This DVD contains three separate movies featuring United Airlines, TWA and American Airlines in the late 1940s to early 1960s.
Movie 1: American Airlines Flight Three
Fly through history on American Airlines Flight Three in a 707 jet bound for Los Angeles. The DVD allows you to participate in all the many critical steps in flight planning in the early 1960's. You will watch all the behind the scenes work that leads to a safe and satisfying trip: weather analysis, flight planning, weight and balance calculations, fuel planning, and many more. You'll get to ride in the cockpit and gain a new appreciation for all the communication and cooperation that gets a flight off the ground and to its destination safely and on time. All of you out there who are American Airlines history buffs shouldn't miss this glimpse of U.S. commercial aviation in the late fifties and early sixties. B&W Runtime: 9 minutes.

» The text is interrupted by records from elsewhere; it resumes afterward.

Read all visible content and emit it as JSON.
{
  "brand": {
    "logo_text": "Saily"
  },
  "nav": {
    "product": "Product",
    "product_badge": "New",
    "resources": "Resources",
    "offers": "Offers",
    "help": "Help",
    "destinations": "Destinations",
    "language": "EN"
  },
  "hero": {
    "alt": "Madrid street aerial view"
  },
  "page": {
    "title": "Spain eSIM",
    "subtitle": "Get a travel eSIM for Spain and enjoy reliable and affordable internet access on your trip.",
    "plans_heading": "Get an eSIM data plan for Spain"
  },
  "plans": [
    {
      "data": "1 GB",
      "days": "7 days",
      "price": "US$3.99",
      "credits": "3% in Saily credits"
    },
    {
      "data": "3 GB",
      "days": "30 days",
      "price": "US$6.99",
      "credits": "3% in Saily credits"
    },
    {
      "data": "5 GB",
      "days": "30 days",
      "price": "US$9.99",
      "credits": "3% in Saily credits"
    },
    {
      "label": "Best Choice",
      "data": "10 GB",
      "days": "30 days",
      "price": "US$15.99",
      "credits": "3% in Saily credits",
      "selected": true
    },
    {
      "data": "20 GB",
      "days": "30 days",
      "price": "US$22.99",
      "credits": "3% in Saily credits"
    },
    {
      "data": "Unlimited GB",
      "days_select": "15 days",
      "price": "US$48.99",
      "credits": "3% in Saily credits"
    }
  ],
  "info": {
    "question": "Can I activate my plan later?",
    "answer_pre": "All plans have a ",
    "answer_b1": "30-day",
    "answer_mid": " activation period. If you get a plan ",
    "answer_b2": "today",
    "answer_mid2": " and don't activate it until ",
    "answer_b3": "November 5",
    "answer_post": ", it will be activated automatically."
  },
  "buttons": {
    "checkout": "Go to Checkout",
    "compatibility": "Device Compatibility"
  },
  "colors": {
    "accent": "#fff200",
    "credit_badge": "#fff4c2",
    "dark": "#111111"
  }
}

Movie 2: Highlights of Aviation
This film takes you through the highlights of the rich and historic development of America's aviation development. Spectacular pictures begin with footage capturing the early flights by the Wright brothers allowing you a unique glimpse into the birth of our country's aviation. But this is just the beginning. Enjoy footage of soaring gliders, the workhorse Piper Cub of early days, early helicopters, amphibious aircraft, the air car and military and commercial planes. For nostalgic history buffs this is an unusual opportunity to relive our country's rich historic aviation history. A great deal of the footage is shot from the air and gives you a sense of a pilot's perspective. Nice shots of United Airlines DC-3 preparing to takeoff, in-flight and crew operations. Particularly unusual shots include an air car setting down to ask a motorist directions to his destination, breathtaking pictures of soaring among the clouds, inside peek at a United Airlines DC-3s cabin in operation in flight, We're sure you will enjoy this entertaining film. B&W. Runtime: 9 minutes.
Movie 3: Behind The Scenes on the TWA Super -Constellation ?Star of Paris?
Join us for a flight from the past on TWA's Super Constellation, "Star of Paris", tail number N86511. This plane had a rich and eventful history. The "Star of Paris", later to be renamed "Star of Dublin", was christened on February 5, 1946 by the wife of the president of TWA and became the first TWA airliner to intercontinental routes. The maiden flight was from New York to Paris. It provided great domestic and international service until it was tragically lost on September 1, 1961 while taking off from Chicago Midway when a small nickel bolt from the parallelogram linkage of the elevator boost system was lost causing abrupt stall configuration and an uncontrollable crash. All souls on board perished.
The particular flight you will take on this historic aircraft is from Kansas City to New York City. Before taking off, however, you will be introduced to what goes into making up your flight by observing all the necessary operations from ticketing to the touch down. You are taken through all phases that add up to a safe and enjoyable trip during the post WWII years, including food preparation, pre-flight preparation, weather analysis, pre-flighting the plane, plane loading and take off. A special feature is controller-pilot and pilot-co-pilot communication so necessary to coordinate complex airport operations and flight
Other worthy segments include a primer on the basics of flying in IFR conditions (bad weather, low visibility conditions) through the sky and to touch down, glimpses into the maintenance of pilot skills and health and detailed footage of TWA maintenance and overhauls.
Take the flight and sharpen your "behind the scene" knowledge of the operation of the Super-Constellation and TWA and enjoy some spectacular bonus footage such as: views of the Grand Canyon from the sky; pilot deck crew running through the pre-takeoff check list in the cockpit; actual instrument flying with the panel instruments through the sky and the approach; the bustle and discipline of plane overhaul in the shop. B&W Runtime: 25 minutes.
In NTSC DVD format with a total run time of 43 minutes. Packaged in either a clear plastic CD-style jewel case or a clear plastic C-Shell DVD case without paper graphics.